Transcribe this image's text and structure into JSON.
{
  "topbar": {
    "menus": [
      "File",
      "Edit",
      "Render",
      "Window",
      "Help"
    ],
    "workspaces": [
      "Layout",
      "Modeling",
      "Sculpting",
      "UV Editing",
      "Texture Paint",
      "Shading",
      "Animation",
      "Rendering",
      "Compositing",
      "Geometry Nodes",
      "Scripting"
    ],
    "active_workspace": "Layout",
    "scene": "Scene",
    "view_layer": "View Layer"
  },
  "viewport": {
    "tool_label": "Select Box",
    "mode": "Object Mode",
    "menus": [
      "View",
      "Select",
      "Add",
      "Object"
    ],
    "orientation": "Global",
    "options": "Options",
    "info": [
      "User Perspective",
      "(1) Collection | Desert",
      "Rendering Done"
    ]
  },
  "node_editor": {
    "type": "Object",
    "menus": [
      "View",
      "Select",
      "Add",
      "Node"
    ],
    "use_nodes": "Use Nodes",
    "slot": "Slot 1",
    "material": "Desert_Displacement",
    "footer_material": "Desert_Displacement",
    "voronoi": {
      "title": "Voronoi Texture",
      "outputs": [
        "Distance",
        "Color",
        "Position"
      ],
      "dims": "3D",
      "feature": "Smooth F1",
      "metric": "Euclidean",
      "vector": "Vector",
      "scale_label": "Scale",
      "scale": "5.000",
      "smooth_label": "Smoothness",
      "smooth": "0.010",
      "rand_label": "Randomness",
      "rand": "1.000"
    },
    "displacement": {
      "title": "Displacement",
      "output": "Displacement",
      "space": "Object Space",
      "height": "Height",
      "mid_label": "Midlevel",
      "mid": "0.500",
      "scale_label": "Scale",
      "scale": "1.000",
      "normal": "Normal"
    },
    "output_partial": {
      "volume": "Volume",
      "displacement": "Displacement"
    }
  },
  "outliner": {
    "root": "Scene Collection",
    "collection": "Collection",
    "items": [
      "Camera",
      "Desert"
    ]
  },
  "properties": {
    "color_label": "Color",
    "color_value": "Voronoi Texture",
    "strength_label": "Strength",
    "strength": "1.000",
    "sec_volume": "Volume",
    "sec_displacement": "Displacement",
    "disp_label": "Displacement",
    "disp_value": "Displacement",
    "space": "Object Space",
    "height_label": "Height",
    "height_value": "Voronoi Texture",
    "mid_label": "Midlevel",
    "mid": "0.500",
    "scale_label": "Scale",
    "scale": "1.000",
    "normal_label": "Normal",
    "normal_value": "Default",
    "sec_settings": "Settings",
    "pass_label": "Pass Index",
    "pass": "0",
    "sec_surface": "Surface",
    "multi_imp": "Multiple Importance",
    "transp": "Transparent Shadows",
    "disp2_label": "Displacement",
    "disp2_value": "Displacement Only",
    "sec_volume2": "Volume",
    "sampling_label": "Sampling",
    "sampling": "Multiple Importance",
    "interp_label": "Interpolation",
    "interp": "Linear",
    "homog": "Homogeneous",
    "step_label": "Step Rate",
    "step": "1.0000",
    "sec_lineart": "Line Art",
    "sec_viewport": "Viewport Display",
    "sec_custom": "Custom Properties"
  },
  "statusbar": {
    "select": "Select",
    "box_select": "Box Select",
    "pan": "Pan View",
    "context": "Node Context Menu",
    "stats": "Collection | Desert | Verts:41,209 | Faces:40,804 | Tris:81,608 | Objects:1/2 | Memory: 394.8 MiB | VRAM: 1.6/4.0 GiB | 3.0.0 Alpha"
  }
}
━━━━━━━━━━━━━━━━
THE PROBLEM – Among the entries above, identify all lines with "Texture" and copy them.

YOUR SOLUTION –
      "Texture Paint",
      "title": "Voronoi Texture",
    "color_value": "Voronoi Texture",
    "height_value": "Voronoi Texture",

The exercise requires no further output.